◆ Exercise:
If a line in the entries below includes the string "title", copy it out.

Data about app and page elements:
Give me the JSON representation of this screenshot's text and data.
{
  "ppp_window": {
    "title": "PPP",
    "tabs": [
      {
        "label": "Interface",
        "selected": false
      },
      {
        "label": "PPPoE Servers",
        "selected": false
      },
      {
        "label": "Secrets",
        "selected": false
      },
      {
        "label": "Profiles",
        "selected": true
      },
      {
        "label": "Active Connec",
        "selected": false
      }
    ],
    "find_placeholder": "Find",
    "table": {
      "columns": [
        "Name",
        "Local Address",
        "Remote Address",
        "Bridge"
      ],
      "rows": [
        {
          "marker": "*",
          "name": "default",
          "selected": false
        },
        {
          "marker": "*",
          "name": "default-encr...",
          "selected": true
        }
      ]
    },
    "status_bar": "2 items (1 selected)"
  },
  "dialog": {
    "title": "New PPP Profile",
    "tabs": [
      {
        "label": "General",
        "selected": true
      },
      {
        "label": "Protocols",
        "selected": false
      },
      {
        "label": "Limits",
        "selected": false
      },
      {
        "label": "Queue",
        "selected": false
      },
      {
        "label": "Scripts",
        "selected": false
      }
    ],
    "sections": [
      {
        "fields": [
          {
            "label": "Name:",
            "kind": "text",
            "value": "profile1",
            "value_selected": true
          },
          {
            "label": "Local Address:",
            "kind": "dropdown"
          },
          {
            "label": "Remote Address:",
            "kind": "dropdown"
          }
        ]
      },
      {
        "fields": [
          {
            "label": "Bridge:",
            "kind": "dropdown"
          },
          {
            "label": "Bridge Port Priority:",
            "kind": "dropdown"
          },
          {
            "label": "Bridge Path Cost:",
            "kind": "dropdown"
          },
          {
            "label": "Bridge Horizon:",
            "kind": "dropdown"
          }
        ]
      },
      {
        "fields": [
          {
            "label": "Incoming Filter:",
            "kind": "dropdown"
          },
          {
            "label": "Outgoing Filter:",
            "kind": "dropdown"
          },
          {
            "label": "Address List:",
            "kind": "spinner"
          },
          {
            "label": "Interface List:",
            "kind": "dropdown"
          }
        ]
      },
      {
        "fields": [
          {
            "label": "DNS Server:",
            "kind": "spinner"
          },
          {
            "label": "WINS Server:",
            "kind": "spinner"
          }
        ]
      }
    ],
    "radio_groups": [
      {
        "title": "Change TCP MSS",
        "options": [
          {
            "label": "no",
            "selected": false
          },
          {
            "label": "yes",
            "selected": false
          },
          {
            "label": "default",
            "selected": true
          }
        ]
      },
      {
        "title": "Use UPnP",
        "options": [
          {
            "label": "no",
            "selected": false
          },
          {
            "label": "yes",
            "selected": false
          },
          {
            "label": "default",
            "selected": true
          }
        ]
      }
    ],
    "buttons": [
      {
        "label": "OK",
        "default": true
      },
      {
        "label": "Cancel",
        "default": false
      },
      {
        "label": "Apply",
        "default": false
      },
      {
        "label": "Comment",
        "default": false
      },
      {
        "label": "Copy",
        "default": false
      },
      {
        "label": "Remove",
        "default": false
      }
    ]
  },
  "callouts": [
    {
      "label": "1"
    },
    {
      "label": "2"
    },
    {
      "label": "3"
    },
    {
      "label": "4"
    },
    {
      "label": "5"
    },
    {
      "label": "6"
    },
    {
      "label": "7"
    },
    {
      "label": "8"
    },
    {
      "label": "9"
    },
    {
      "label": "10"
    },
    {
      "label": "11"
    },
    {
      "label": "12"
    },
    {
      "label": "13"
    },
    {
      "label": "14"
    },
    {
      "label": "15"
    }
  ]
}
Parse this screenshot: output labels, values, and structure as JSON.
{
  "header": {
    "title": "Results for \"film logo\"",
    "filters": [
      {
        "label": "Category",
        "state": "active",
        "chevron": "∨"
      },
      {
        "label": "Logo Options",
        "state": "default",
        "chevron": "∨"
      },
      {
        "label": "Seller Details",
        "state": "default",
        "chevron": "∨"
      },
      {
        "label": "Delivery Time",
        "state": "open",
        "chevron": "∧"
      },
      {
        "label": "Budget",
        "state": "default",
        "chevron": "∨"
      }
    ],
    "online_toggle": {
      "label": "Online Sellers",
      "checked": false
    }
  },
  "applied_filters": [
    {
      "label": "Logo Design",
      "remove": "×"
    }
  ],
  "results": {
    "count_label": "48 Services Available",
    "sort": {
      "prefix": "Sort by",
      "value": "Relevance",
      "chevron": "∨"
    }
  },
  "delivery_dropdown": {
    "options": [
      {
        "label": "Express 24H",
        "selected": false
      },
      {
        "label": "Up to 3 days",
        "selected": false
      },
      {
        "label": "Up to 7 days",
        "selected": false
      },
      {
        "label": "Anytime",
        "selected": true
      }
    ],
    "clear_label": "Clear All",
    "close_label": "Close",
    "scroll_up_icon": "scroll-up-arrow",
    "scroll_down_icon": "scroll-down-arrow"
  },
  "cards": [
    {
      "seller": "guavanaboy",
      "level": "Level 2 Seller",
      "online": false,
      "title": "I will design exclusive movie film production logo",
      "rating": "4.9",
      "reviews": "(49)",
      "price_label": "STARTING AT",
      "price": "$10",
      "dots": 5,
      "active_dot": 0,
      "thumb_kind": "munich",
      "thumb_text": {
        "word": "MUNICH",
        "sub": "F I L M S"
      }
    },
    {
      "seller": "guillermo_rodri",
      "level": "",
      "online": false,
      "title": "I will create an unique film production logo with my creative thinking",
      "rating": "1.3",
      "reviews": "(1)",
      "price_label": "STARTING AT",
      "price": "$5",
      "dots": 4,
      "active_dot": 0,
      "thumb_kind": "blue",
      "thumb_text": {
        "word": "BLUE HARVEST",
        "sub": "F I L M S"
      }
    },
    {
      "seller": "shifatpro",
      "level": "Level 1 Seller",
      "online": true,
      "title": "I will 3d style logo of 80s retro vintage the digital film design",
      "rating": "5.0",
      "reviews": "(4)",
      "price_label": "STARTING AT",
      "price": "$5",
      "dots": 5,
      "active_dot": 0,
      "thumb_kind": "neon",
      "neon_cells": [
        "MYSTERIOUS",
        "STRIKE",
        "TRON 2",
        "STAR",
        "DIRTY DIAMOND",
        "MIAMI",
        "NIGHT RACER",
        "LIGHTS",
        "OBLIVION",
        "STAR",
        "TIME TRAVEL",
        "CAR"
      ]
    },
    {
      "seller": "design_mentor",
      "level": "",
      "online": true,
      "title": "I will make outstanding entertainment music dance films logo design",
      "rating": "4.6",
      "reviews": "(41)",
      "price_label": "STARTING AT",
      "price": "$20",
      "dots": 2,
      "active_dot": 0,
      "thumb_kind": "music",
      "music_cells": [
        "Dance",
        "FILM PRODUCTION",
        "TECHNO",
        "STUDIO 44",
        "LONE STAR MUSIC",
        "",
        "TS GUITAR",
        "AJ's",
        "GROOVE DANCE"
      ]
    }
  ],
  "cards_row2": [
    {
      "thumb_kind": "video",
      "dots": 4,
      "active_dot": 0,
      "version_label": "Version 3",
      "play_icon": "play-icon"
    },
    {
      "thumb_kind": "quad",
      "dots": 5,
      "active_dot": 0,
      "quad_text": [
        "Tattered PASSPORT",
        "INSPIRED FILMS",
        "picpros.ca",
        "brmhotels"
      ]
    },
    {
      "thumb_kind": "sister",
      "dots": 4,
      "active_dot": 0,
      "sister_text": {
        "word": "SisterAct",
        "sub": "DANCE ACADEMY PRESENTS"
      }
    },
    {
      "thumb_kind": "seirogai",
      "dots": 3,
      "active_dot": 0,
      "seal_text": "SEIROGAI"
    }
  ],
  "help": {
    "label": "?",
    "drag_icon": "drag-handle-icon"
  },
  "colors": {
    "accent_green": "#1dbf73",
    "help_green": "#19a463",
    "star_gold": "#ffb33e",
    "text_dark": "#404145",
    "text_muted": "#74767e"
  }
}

◆ Completed task:
    "title": "PPP",
    "title": "New PPP Profile",
        "title": "Change TCP MSS",
        "title": "Use UPnP",
    "title": "Results for \"film logo\"",
      "title": "I will design exclusive movie film production logo",
      "title": "I will create an unique film production logo with my creative thinking",
      "title": "I will 3d style logo of 80s retro vintage the digital film design",
      "title": "I will make outstanding entertainment music dance films logo design",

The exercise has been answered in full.